Happy Caturday!

Even though it's now Sunday, I meant to put this up yesterday.

These are some of the gorgeous kitties at the Salt Lake City animal shelter.  Because I'm not allowed to actually have a cat in my dorm, I just go pet the ones that don't have owners.  I usually want to take at least two or three home.  Oh well.  Happy Caturday!

Friday, February 15, 2013

International Childhood Cancer Day

Today, February 15, is International Childhood Cancer day.  In truth though, every day should be a day for childhood cancer awareness, because every day, 36 children will be diagnosed with cancer in the US (46 on school days).

Thursday, February 14, 2013

Valentine's Day

Well, happy Valentine's Day everybody.  A few interesting tidbits about V-day:

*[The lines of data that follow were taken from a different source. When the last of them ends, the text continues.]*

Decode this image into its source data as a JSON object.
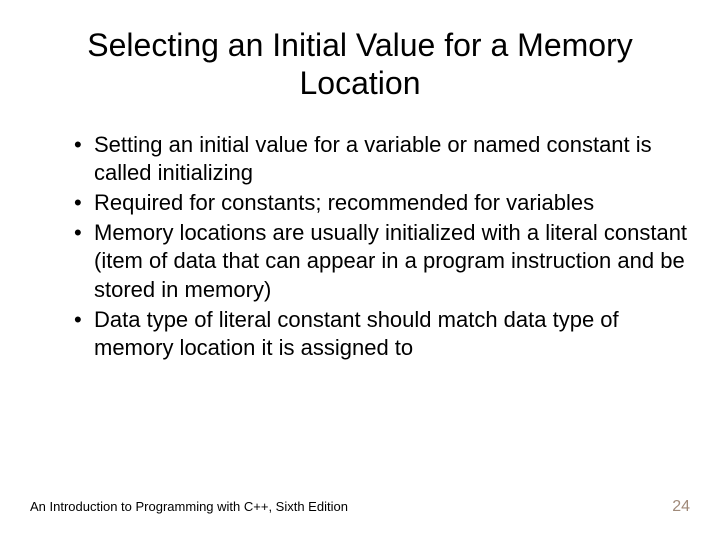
{
  "title": "Selecting an Initial Value for a Memory Location",
  "bullets": [
    "Setting an initial value for a variable or named constant is called initializing",
    "Required for constants; recommended for variables",
    "Memory locations are usually initialized with a literal constant (item of data that can appear in a program instruction and be stored in memory)",
    "Data type of literal constant should match data type of memory location it is assigned to"
  ],
  "footer": {
    "text": "An Introduction to Programming with C++, Sixth Edition",
    "page": "24"
  }
}
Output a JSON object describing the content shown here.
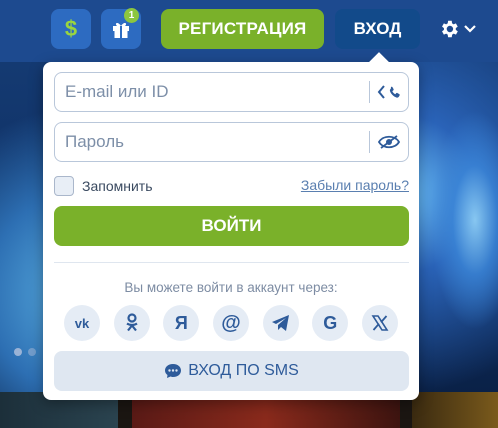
{
  "header": {
    "registration_label": "РЕГИСТРАЦИЯ",
    "login_label": "ВХОД",
    "gift_badge_count": "1",
    "dollar_symbol": "$"
  },
  "login_form": {
    "email_placeholder": "E-mail или ID",
    "password_placeholder": "Пароль",
    "remember_label": "Запомнить",
    "forgot_password_label": "Забыли пароль?",
    "submit_label": "ВОЙТИ",
    "social_prompt": "Вы можете войти в аккаунт через:",
    "social_providers": [
      {
        "icon": "vk-icon",
        "glyph": "vk"
      },
      {
        "icon": "odnoklassniki-icon",
        "glyph": "ok"
      },
      {
        "icon": "yandex-icon",
        "glyph": "Я"
      },
      {
        "icon": "mailru-icon",
        "glyph": "@"
      },
      {
        "icon": "telegram-icon",
        "glyph": "tg"
      },
      {
        "icon": "google-icon",
        "glyph": "G"
      },
      {
        "icon": "x-icon",
        "glyph": "X"
      }
    ],
    "sms_label": "ВХОД ПО SMS"
  },
  "colors": {
    "accent_green": "#7ab12a",
    "header_blue": "#1d4a8f",
    "link_blue": "#5a7fb0"
  }
}
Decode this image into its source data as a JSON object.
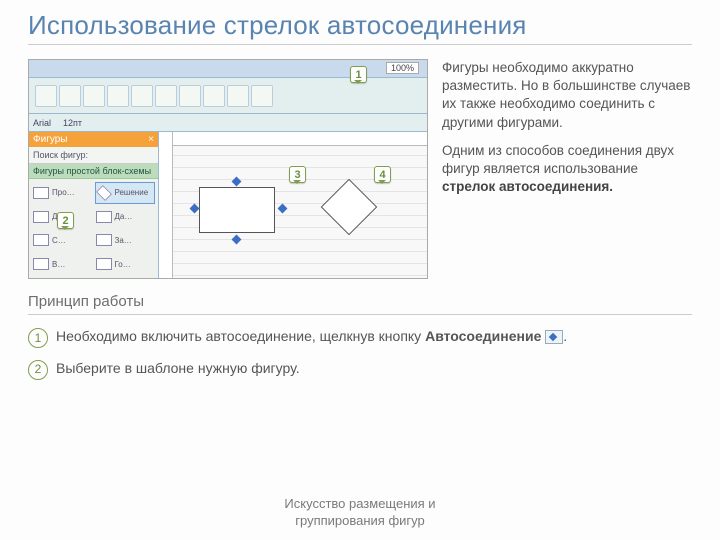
{
  "title": "Использование стрелок автосоединения",
  "screenshot": {
    "zoom": "100%",
    "shapes_panel_title": "Фигуры",
    "search_label": "Поиск фигур:",
    "category": "Фигуры простой блок-схемы",
    "shape_items": [
      "Про…",
      "Решение",
      "Д…",
      "Да…",
      "С…",
      "За…",
      "В…",
      "Го…"
    ],
    "callouts": {
      "c1": "1",
      "c2": "2",
      "c3": "3",
      "c4": "4"
    },
    "toolbar_labels": [
      "Arial",
      "12пт"
    ]
  },
  "paragraphs": {
    "p1": "Фигуры необходимо аккуратно разместить. Но в большинстве случаев их также необходимо соединить с другими фигурами.",
    "p2_a": "Одним из способов соединения двух фигур является использование ",
    "p2_b": "стрелок автосоединения."
  },
  "section_heading": "Принцип работы",
  "steps": {
    "s1_a": "Необходимо включить автосоединение, щелкнув кнопку ",
    "s1_b": "Автосоединение",
    "s1_c": ".",
    "s2": "Выберите в шаблоне нужную фигуру."
  },
  "footer": {
    "l1": "Искусство размещения и",
    "l2": "группирования фигур"
  }
}
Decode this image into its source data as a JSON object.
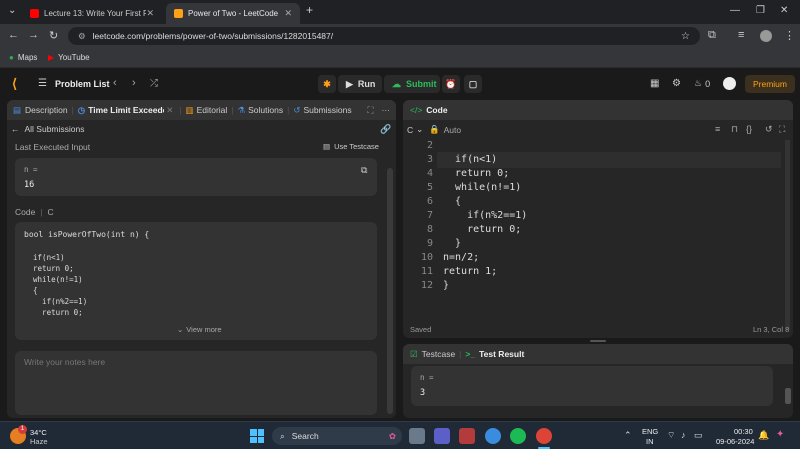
{
  "browser": {
    "tabs": [
      {
        "title": "Lecture 13: Write Your First Pro",
        "active": false
      },
      {
        "title": "Power of Two - LeetCode",
        "active": true
      }
    ],
    "url": "leetcode.com/problems/power-of-two/submissions/1282015487/",
    "bookmarks": [
      "Maps",
      "YouTube"
    ]
  },
  "lc": {
    "problem_list": "Problem List",
    "run": "Run",
    "submit": "Submit",
    "fire_count": "0",
    "premium": "Premium"
  },
  "left": {
    "tabs": [
      "Description",
      "Time Limit Exceeded",
      "Editorial",
      "Solutions",
      "Submissions"
    ],
    "all_submissions": "All Submissions",
    "last_input_title": "Last Executed Input",
    "use_testcase": "Use Testcase",
    "input_label": "n =",
    "input_value": "16",
    "code_label": "Code",
    "code_lang": "C",
    "code_lines": [
      "bool isPowerOfTwo(int n) {",
      "",
      "  if(n<1)",
      "  return 0;",
      "  while(n!=1)",
      "  {",
      "    if(n%2==1)",
      "    return 0;"
    ],
    "view_more": "View more",
    "notes_placeholder": "Write your notes here"
  },
  "right": {
    "title": "Code",
    "lang": "C",
    "auto": "Auto",
    "line_numbers": [
      "2",
      "3",
      "4",
      "5",
      "6",
      "7",
      "8",
      "9",
      "10",
      "11",
      "12"
    ],
    "lines": [
      "",
      "  if(n<1)",
      "  return 0;",
      "  while(n!=1)",
      "  {",
      "    if(n%2==1)",
      "    return 0;",
      "  }",
      "n=n/2;",
      "return 1;",
      "}"
    ],
    "saved": "Saved",
    "cursor": "Ln 3, Col 8",
    "testcase_tab": "Testcase",
    "result_tab": "Test Result",
    "result_label": "n =",
    "result_value": "3"
  },
  "taskbar": {
    "temp": "34°C",
    "weather": "Haze",
    "search": "Search",
    "lang1": "ENG",
    "lang2": "IN",
    "time": "00:30",
    "date": "09-06-2024",
    "badge": "1"
  },
  "colors": {
    "accent_green": "#2cbb5d",
    "premium": "#ffa116",
    "taskbar": "#1f2a36"
  }
}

  • Valentine's Day is also the feast of St. Valentine, who, according to Catholic legend, was imprisoned for wedding soldiers who were forbidden from marriage during the 3rd century in ancient Rome.  Coincidentally, there are 8 other 'St. Valentines', including one woman, spanning from the 3rd century to modern day.  Most were hermits...
  • St. Cyril also died today
  • 73% of flower buyers are men.
  • Cupid is Venus' son.
  • The oldest surviving love poem is from 3500 BCE
  • 141 million V-day cards are exchanged today.
  • Over $1 billion in chocolate is purchased for Valentines day
  • 189 million stems of roses will be sold today
  • On average, there are 220,000 proposals on Valentine's day
  • The LDS (Mormon) movement began in Ohio
  • Congress approved use of the first voting machine 1899.
Enjoy your cheap Valentine's day chocolate tomorrow!